In 2015, Airbnb launched the Community Compact, a document based on our core principles and informed by the lessons we’ve learned about how best to partner with cities. In the Compact, we pledge to:
- Treat every city personally and help ensure our community pays its fair share of hotel and tourist taxes.
- Build an open and transparent community.
- Promote responsible home sharing to make cities stronger.
As part of our work under this Compact, this week Airbnb sponsored the 84th U.S. Conference of Mayors’ Summer Meeting in Indianapolis. The summer conference is attended by hundreds of mayors from across the U.S. Airbnb’s sponsorship of the conference is just one part of the company’s commitment to work cooperatively with cities across the globe.
At the event, Head of Global Policy and Public Affairs Chris Lehane addressed the conference and outlined the ways Airbnb can be a force for good for middle class Americans and a powerful partner to cities across the country.

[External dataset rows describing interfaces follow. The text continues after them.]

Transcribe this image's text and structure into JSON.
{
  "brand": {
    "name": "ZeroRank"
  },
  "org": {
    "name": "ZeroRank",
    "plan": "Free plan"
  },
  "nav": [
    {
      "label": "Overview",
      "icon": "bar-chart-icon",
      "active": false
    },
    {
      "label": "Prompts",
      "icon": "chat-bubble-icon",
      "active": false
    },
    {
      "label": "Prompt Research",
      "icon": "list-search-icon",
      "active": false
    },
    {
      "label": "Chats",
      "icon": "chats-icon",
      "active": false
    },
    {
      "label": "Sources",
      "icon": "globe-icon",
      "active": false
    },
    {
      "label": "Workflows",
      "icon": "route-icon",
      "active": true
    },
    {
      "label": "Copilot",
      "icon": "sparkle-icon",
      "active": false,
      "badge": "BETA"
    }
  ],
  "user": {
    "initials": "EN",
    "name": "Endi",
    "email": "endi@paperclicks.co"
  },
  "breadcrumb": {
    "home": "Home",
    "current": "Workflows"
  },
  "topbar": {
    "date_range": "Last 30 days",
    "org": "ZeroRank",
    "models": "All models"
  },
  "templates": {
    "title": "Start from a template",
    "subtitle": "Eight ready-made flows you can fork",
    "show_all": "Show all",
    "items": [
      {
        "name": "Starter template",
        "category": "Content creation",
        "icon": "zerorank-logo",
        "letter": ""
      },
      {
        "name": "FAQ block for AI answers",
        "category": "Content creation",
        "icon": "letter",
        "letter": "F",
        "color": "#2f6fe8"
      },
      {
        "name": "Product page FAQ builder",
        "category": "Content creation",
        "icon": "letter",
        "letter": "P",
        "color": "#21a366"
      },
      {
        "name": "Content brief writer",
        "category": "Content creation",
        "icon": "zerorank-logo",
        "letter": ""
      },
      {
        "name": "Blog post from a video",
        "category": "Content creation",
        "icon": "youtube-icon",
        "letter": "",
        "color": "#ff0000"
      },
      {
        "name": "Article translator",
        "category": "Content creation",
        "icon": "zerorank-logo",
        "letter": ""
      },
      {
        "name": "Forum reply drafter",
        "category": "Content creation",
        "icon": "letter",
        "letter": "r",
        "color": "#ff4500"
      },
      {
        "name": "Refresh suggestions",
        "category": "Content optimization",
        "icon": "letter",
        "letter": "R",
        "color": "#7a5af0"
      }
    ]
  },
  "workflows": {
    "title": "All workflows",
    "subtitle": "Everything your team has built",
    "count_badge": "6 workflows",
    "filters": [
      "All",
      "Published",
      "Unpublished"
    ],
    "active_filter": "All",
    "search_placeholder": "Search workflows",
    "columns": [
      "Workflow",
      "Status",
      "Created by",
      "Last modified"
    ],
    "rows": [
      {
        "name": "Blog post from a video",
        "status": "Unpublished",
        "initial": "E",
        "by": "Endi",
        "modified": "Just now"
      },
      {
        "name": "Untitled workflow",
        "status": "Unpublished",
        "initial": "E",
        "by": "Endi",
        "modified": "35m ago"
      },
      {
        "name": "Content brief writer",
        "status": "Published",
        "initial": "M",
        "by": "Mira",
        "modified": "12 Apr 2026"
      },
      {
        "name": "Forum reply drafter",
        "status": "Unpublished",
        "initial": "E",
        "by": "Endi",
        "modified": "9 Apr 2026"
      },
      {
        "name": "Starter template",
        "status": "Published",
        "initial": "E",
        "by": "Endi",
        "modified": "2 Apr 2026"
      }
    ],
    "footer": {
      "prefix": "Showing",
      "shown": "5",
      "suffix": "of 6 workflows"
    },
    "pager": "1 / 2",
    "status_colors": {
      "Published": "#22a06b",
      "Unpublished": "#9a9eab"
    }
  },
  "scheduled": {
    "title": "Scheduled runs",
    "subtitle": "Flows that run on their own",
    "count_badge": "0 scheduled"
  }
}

As Chris noted in his presentation, Airbnb was created out of the economic dislocation of the Great Recession and has always been powered by everyday people who use what is typically their greatest expense — their housing — as a way to generate supplemental income. Airbnb can be an economic lifeline for these middle class households and Chris outlined some key facts about Airbnb hosts:

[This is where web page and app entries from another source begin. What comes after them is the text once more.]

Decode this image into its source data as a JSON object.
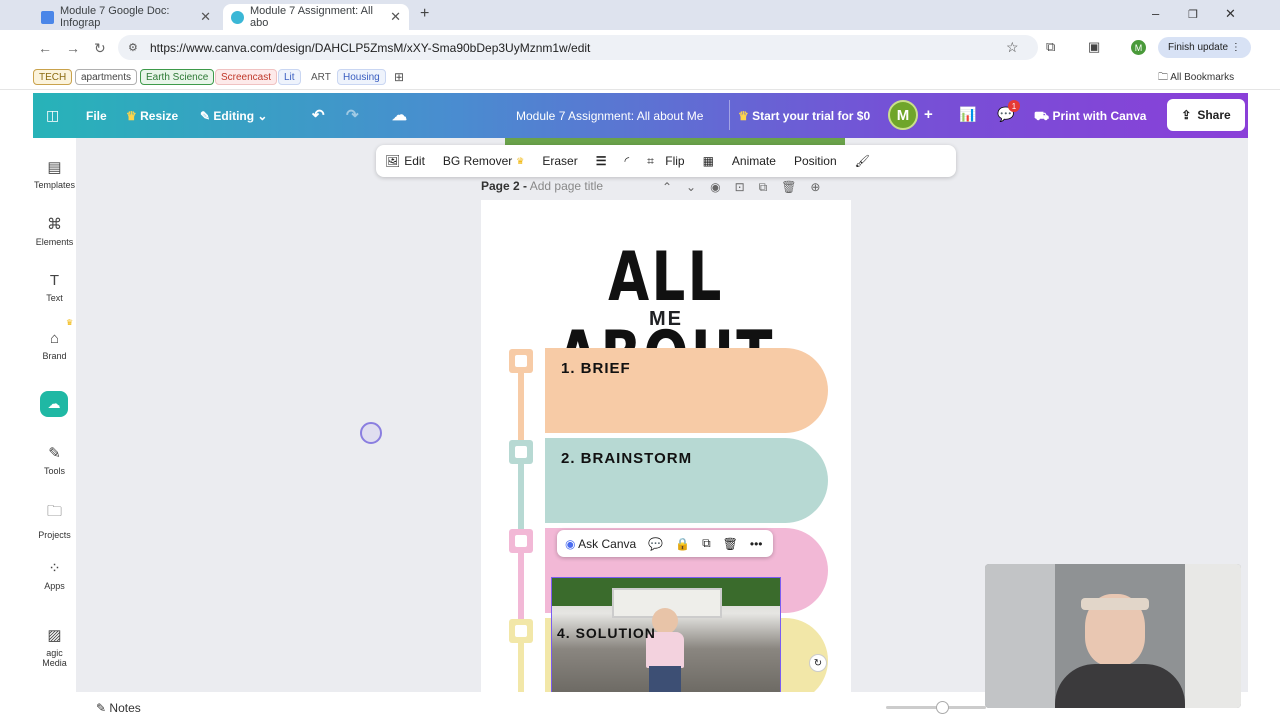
{
  "browser": {
    "tabs": [
      {
        "title": "Module 7 Google Doc: Infograp",
        "active": false
      },
      {
        "title": "Module 7 Assignment: All abo",
        "active": true
      }
    ],
    "url": "https://www.canva.com/design/DAHCLP5ZmsM/xXY-Sma90bDep3UyMznm1w/edit",
    "finish_update": "Finish update",
    "profile_initial": "M",
    "all_bookmarks": "All Bookmarks",
    "bookmarks": [
      "TECH",
      "apartments",
      "Earth Science",
      "Screencast",
      "Lit",
      "ART",
      "Housing"
    ]
  },
  "canva_header": {
    "file": "File",
    "resize": "Resize",
    "editing": "Editing",
    "doc_title": "Module 7 Assignment: All about Me",
    "trial": "Start your trial for $0",
    "avatar": "M",
    "notif_count": "1",
    "print": "Print with Canva",
    "share": "Share"
  },
  "sidebar": [
    {
      "label": "Templates",
      "icon": "templates-icon"
    },
    {
      "label": "Elements",
      "icon": "elements-icon"
    },
    {
      "label": "Text",
      "icon": "text-icon"
    },
    {
      "label": "Brand",
      "icon": "brand-icon"
    },
    {
      "label": "Tools",
      "icon": "tools-icon"
    },
    {
      "label": "Projects",
      "icon": "projects-icon"
    },
    {
      "label": "Apps",
      "icon": "apps-icon"
    },
    {
      "label": "agic Media",
      "icon": "magic-media-icon"
    }
  ],
  "toolbar": {
    "edit": "Edit",
    "bg_remover": "BG Remover",
    "eraser": "Eraser",
    "flip": "Flip",
    "animate": "Animate",
    "position": "Position"
  },
  "page": {
    "label": "Page 2 -",
    "title_placeholder": "Add page title",
    "heading": "ALL ABOUT",
    "subheading": "ME",
    "steps": [
      "1. BRIEF",
      "2. BRAINSTORM",
      "4. SOLUTION"
    ]
  },
  "ask_canva": "Ask Canva",
  "notes": "Notes",
  "colors": {
    "step1": "#f7cba6",
    "step2": "#b7d9d3",
    "step3": "#f2b8d6",
    "step4": "#f2e7a8"
  }
}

- Nearly 13% of hosts from ten of the largest cities in the U.S. report that their income from hosting has helped them avoid eviction or foreclosure. That represents over 16,000 hosts in these cities.

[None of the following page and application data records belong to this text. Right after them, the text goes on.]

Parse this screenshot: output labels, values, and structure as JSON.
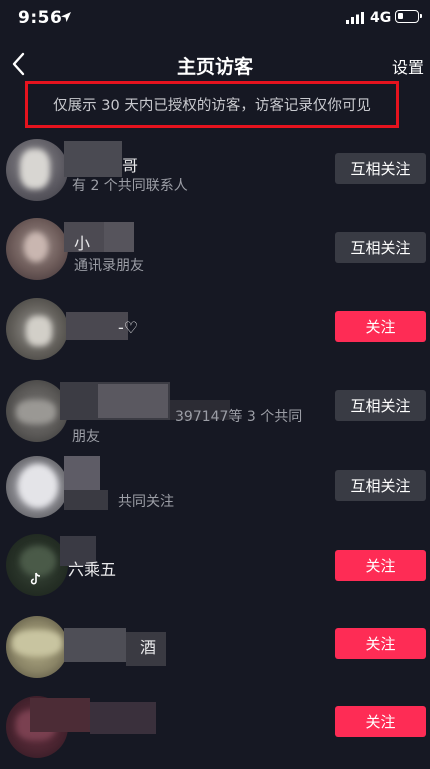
{
  "status_bar": {
    "time": "9:56",
    "network": "4G"
  },
  "header": {
    "title": "主页访客",
    "settings_label": "设置"
  },
  "notice": "仅展示 30 天内已授权的访客，访客记录仅你可见",
  "visitors": [
    {
      "name": "哥",
      "subtitle": "有 2 个共同联系人",
      "button": "互相关注"
    },
    {
      "name": "小",
      "subtitle": "通讯录朋友",
      "button": "互相关注"
    },
    {
      "name": "-♡",
      "subtitle": "",
      "button": "关注"
    },
    {
      "name": "",
      "subtitle": "397147等 3 个共同",
      "subtitle2": "朋友",
      "button": "互相关注"
    },
    {
      "name": "",
      "subtitle": "共同关注",
      "button": "互相关注"
    },
    {
      "name": "六乘五",
      "subtitle": "",
      "button": "关注"
    },
    {
      "name": "酒",
      "subtitle": "",
      "button": "关注"
    },
    {
      "name": "",
      "subtitle": "",
      "button": "关注"
    }
  ],
  "colors": {
    "background": "#161823",
    "follow": "#fe2c55",
    "mutual": "#393b44",
    "highlight_box": "#e5131e"
  }
}
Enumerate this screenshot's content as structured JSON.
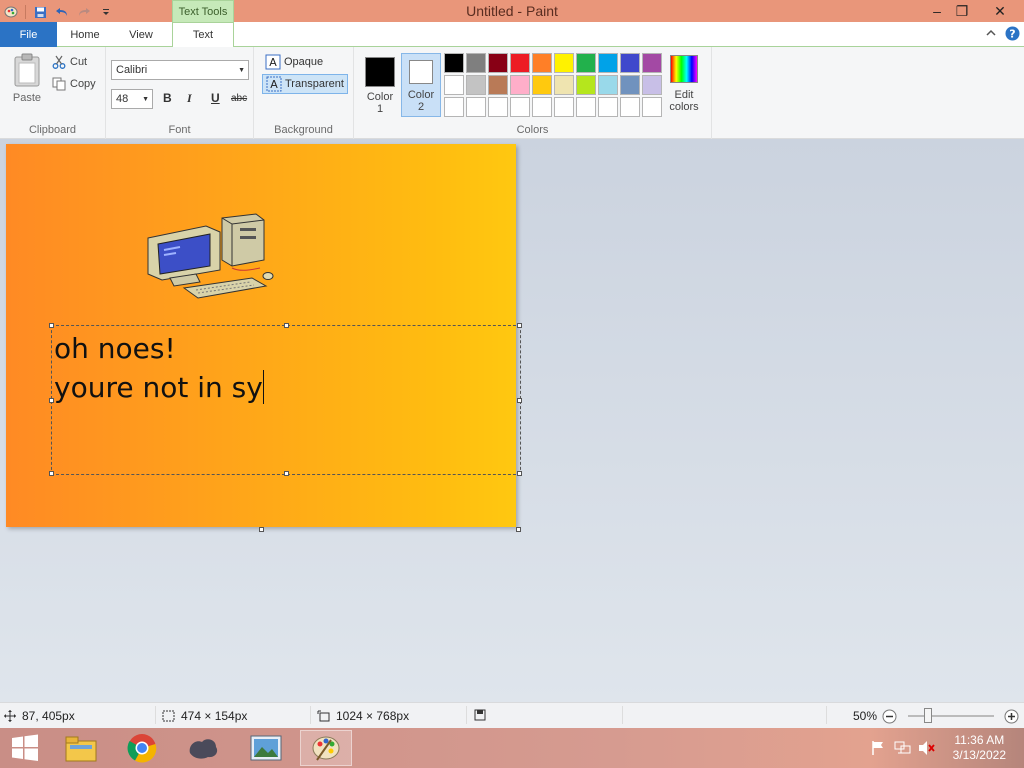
{
  "window": {
    "title": "Untitled - Paint",
    "context_tab": "Text Tools",
    "minimize_glyph": "–",
    "restore_glyph": "❐",
    "close_glyph": "✕"
  },
  "tabs": {
    "file": "File",
    "home": "Home",
    "view": "View",
    "text": "Text"
  },
  "clipboard": {
    "paste": "Paste",
    "cut": "Cut",
    "copy": "Copy",
    "group_label": "Clipboard"
  },
  "font": {
    "family": "Calibri",
    "size": "48",
    "bold": "B",
    "italic": "I",
    "underline": "U",
    "strikethrough": "abc",
    "group_label": "Font"
  },
  "background": {
    "opaque": "Opaque",
    "transparent": "Transparent",
    "group_label": "Background"
  },
  "colors": {
    "color1_label_a": "Color",
    "color1_label_b": "1",
    "color1": "#000000",
    "color2_label_a": "Color",
    "color2_label_b": "2",
    "color2": "#ffffff",
    "edit_label_a": "Edit",
    "edit_label_b": "colors",
    "group_label": "Colors",
    "palette": [
      "#000000",
      "#7f7f7f",
      "#880015",
      "#ed1c24",
      "#ff7f27",
      "#fff200",
      "#22b14c",
      "#00a2e8",
      "#3f48cc",
      "#a349a4",
      "#ffffff",
      "#c3c3c3",
      "#b97a57",
      "#ffaec9",
      "#ffc90e",
      "#efe4b0",
      "#b5e61d",
      "#99d9ea",
      "#7092be",
      "#c8bfe7",
      "#ffffff",
      "#ffffff",
      "#ffffff",
      "#ffffff",
      "#ffffff",
      "#ffffff",
      "#ffffff",
      "#ffffff",
      "#ffffff",
      "#ffffff"
    ]
  },
  "canvas": {
    "text_lines": [
      "oh noes!",
      "youre not in sy"
    ]
  },
  "status": {
    "cursor_pos": "87, 405px",
    "selection_size": "474 × 154px",
    "image_size": "1024 × 768px",
    "zoom": "50%"
  },
  "taskbar": {
    "apps": [
      "windows-start",
      "file-explorer",
      "google-chrome",
      "unknown-app",
      "photo-viewer",
      "paint"
    ],
    "time": "11:36 AM",
    "date": "3/13/2022"
  }
}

- Almost half of all Airbnb hosts makes less than $75,000 a year. The typical single property host rents their listing an average of 66 days per year.
- A typical Airbnb host earns an additional $7,350/year, the equivalent of a 14% annual raise.
- Half of Airbnb hosts say their hosting income has helped them afford to stay in their homes. More than half say they use their added Airbnb income as extra money to make ends meet.
Airbnb can also be a powerful economic partner for cities. To date, Airbnb is collecting and remitting hotel and tourist taxes in 190 cities, states, or other taxing jurisdictions around the world. We’ve already collected over $85 million in hotel, tourist, and occupancy taxes worldwide and we want to do more. Soon, Airbnb will begin collecting and remitting taxes in additional jurisdictions, including:
Allegheny County, PA
Humboldt County, CA
Putnam County, FL
Taylor County, FL
Tompkins County, NY
Washington County, OR
Palm Desert, CA
Sullivan County, NY
These jurisdictions are working with Airbnb to make the most of a new economic opportunity and we hope they’ll be joined by more cities in the future. By partnering with Airbnb to create clear tax rules for home sharing, the fifty largest cities in the United States could have collected a total of $200 million in hotel, tourist, and occupancy taxes from Airbnb in 2015. Even in the extremely unlikely event that the Airbnb community remained static at its current size, this would represent a total of $2 billion over 10 years in tax revenue for the fifty largest cities in the United States.
We look forward to working with city officials to establish programs for collecting and remitting tourist taxes, strengthening the cities and communities that Airbnb hosts call home. And we look forward to continuing to work with mayors from cities across America to be a powerful force for good.